As questions pile up about how powerful and little-known Wall Street entities rake in profits from stock trading, the exchanges that handle vast portions of everyday trading are being scrutinized for how they make money, too.

One mechanism in particular — exchange rebates, or payments from the exchanges for getting certain trades routed to them — has raised concerns with regulators and members of Congress.

Keep Reading Show less
Tomio Geron

Tomio Geron ( @tomiogeron) is a San Francisco-based reporter covering fintech. He was previously a reporter and editor at The Wall Street Journal, covering venture capital and startups. Before that, he worked as a staff writer at Forbes, covering social media and venture capital, and also edited the Midas List of top tech investors. He has also worked at newspapers covering crime, courts, health and other topics. He can be reached at tgeron@protocol.com or tgeron@protonmail.com.

Protocol | Workplace

The Activision Blizzard lawsuit has opened the floodgates

An employee walkout, a tumbling stock price and damning new reports of misconduct.

Activision Blizzard is being sued for widespread sexism, harassment and discrimination.

Photo: Bloomberg/Getty Images

Activision Blizzard is in crisis mode. The World of Warcraft publisher was the subject of a shocking lawsuit filed by California's Department of Fair Employment and Housing last week over claims of widespread sexism, harassment and discrimination against female employees. The resulting fallout has only intensified by the day, culminating in a 500-person walkout at the headquarters of Blizzard Entertainment in Irvine on Wednesday.

The company's stock price has tumbled nearly 10% this week, and CEO Bobby Kotick acknowledged in a message to employees Tuesday that Activision Blizzard's initial response was "tone deaf." Meanwhile, there has been a continuous stream of new reports unearthing horrendous misconduct as more and more former and current employees speak out about the working conditions and alleged rampant misogyny at one of the video game industry's largest and most powerful employers.

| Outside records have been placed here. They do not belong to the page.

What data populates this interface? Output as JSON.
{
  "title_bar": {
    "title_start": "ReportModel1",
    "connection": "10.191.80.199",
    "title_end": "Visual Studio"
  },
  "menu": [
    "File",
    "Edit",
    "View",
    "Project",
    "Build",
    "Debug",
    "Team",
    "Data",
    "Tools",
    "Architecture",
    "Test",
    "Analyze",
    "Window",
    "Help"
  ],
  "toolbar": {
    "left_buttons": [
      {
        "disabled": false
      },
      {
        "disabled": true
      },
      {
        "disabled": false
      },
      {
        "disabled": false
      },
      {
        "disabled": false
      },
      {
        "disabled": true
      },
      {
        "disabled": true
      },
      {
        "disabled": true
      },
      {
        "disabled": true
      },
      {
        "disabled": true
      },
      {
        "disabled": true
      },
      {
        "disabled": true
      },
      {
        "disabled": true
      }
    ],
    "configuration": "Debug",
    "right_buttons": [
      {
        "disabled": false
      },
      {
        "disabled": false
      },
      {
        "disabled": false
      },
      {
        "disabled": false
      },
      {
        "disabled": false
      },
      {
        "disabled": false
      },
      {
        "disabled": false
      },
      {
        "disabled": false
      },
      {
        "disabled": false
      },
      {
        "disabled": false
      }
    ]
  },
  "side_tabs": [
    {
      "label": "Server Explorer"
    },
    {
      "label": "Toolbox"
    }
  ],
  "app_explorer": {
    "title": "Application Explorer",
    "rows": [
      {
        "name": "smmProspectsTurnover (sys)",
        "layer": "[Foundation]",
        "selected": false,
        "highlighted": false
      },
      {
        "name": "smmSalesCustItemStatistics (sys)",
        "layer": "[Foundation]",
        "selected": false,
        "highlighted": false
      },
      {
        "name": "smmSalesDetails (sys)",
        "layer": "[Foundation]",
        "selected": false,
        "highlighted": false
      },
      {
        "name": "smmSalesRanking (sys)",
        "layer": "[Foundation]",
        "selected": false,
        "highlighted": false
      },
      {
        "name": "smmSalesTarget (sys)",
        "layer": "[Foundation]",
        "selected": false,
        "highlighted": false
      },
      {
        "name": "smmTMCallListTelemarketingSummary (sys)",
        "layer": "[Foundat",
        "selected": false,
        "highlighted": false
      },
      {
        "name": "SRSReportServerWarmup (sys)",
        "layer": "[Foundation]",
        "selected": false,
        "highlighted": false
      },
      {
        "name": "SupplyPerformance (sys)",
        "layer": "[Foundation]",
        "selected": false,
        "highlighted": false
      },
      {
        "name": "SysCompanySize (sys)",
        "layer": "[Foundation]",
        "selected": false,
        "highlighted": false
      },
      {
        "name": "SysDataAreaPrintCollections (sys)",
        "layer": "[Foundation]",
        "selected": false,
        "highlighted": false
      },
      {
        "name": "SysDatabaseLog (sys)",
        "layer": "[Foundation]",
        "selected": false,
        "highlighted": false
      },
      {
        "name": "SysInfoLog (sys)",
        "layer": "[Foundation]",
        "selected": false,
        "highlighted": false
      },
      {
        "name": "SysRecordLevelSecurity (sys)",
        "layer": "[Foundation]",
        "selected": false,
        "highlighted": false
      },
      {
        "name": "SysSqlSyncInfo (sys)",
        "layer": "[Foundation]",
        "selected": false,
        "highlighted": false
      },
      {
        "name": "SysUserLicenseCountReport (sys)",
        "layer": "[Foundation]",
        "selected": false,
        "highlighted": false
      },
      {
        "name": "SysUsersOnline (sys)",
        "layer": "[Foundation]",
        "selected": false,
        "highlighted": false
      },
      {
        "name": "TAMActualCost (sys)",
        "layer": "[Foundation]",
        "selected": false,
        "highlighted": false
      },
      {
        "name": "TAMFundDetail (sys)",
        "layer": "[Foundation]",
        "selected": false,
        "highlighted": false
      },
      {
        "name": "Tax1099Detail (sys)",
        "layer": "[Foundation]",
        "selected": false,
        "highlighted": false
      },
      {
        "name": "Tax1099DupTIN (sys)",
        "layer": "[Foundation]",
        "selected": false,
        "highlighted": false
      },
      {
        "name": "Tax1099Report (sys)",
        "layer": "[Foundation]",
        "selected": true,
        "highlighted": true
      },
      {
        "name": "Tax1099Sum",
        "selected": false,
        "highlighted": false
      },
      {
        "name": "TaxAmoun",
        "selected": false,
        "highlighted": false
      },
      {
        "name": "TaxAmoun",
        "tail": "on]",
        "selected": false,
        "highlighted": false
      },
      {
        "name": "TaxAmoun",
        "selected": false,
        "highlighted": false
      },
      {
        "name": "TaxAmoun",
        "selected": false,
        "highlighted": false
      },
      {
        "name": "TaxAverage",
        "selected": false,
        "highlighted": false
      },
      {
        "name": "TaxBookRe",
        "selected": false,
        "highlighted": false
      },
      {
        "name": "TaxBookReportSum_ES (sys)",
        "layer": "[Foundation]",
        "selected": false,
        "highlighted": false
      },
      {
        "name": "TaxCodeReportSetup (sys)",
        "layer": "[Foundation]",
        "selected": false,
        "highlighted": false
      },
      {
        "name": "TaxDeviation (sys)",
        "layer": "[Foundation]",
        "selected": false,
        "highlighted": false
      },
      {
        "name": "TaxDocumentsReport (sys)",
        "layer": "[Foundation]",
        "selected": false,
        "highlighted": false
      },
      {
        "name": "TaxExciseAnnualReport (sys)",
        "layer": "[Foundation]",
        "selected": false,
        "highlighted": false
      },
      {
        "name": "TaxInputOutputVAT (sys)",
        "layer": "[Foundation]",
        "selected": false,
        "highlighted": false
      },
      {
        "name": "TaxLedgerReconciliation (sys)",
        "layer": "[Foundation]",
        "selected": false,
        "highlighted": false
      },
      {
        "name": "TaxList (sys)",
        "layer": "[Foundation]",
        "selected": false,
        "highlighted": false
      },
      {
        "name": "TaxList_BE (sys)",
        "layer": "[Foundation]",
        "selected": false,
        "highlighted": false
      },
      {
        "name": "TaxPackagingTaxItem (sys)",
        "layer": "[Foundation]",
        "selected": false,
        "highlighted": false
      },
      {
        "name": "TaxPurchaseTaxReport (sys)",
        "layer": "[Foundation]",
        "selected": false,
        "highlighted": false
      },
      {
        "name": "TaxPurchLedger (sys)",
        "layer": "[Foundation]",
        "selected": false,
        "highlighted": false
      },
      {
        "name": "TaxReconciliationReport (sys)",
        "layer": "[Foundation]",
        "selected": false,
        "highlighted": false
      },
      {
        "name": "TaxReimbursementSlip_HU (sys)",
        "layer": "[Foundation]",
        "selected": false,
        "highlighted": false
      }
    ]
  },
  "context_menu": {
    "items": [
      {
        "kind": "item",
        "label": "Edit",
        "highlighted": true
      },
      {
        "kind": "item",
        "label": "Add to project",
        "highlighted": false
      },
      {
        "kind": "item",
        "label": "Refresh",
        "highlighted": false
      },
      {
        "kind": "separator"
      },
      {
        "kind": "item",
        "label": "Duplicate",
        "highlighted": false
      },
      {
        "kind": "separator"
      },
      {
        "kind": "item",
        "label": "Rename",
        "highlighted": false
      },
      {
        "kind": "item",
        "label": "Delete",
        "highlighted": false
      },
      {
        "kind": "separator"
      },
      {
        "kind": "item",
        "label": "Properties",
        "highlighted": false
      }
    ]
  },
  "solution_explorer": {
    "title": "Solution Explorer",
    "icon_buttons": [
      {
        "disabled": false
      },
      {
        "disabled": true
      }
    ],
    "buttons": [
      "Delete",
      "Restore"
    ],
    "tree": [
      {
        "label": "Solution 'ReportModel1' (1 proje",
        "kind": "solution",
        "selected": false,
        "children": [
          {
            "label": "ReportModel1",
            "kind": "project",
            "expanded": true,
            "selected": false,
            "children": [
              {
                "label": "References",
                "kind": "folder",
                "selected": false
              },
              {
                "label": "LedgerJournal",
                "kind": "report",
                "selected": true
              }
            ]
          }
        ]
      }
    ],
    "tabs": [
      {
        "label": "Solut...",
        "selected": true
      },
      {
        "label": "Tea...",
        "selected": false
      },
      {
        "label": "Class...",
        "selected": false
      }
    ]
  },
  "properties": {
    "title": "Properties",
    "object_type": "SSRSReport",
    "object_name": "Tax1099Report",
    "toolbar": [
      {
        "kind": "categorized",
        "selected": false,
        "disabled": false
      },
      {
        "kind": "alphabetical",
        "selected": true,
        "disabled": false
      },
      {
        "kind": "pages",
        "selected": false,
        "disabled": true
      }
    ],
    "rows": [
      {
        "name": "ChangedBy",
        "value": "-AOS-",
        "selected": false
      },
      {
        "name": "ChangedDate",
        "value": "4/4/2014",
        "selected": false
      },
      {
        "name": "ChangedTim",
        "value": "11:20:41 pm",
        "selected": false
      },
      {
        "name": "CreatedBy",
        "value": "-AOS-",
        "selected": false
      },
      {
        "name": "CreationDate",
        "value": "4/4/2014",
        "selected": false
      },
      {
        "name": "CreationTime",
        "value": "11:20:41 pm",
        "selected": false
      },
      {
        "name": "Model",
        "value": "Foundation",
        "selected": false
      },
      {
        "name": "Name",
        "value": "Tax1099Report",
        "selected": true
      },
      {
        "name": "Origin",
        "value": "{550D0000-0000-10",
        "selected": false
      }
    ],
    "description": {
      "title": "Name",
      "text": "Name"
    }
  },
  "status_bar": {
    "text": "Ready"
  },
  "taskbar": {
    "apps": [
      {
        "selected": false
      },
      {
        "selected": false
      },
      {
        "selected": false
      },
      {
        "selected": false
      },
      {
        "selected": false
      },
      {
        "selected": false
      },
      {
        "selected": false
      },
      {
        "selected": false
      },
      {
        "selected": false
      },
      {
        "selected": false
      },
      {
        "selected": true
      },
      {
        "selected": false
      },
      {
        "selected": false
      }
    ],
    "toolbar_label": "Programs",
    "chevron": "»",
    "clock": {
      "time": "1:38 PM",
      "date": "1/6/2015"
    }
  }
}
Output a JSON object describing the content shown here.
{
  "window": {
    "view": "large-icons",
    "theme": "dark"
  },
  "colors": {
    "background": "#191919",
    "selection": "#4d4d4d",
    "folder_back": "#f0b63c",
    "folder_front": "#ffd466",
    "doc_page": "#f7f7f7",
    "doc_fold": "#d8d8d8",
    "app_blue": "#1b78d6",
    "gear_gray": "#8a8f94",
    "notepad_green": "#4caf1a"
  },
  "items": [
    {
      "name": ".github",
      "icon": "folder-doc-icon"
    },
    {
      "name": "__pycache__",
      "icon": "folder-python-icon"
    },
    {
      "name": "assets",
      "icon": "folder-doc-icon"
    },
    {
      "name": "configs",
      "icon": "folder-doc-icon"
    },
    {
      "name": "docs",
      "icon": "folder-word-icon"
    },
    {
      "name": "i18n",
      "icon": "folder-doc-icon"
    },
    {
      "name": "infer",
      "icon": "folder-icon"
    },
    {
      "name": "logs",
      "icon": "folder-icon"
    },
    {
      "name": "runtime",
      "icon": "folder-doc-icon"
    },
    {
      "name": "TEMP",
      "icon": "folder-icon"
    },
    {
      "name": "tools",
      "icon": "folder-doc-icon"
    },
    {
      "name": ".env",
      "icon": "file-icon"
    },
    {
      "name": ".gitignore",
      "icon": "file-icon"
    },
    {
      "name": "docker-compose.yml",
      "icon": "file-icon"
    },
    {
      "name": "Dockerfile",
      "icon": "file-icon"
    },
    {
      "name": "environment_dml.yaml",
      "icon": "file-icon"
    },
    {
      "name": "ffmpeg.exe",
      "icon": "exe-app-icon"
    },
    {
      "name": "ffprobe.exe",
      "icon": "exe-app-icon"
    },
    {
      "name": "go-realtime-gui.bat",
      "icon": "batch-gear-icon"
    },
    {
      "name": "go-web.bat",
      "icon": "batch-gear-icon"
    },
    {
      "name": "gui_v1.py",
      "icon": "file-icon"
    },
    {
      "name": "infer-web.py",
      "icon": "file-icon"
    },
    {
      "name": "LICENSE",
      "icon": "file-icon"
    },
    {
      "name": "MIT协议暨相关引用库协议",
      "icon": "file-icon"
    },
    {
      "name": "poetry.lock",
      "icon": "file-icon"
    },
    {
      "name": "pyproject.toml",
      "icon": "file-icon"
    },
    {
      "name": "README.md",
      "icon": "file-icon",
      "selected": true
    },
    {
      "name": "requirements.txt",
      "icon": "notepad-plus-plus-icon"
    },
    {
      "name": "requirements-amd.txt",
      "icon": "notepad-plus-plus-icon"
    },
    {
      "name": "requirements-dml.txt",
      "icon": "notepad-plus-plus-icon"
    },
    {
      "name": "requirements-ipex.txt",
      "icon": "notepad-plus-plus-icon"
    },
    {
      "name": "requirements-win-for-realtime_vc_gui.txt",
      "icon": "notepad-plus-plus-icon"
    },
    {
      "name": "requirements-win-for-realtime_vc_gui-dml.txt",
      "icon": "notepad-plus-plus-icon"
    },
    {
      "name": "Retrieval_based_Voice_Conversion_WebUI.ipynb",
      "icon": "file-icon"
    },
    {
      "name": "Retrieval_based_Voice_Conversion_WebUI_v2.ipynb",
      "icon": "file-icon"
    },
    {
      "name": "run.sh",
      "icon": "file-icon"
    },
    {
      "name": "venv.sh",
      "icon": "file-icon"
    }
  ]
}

Keep Reading Show less
Nick Statt
Nick Statt is Protocol's video game reporter. Prior to joining Protocol, he was news editor at The Verge covering the gaming industry, mobile apps and antitrust out of San Francisco, in addition to managing coverage of Silicon Valley tech giants and startups. He now resides in Rochester, New York, home of the garbage plate and, completely coincidentally, the World Video Game Hall of Fame. He can be reached at nstatt@protocol.com.
Latest Stories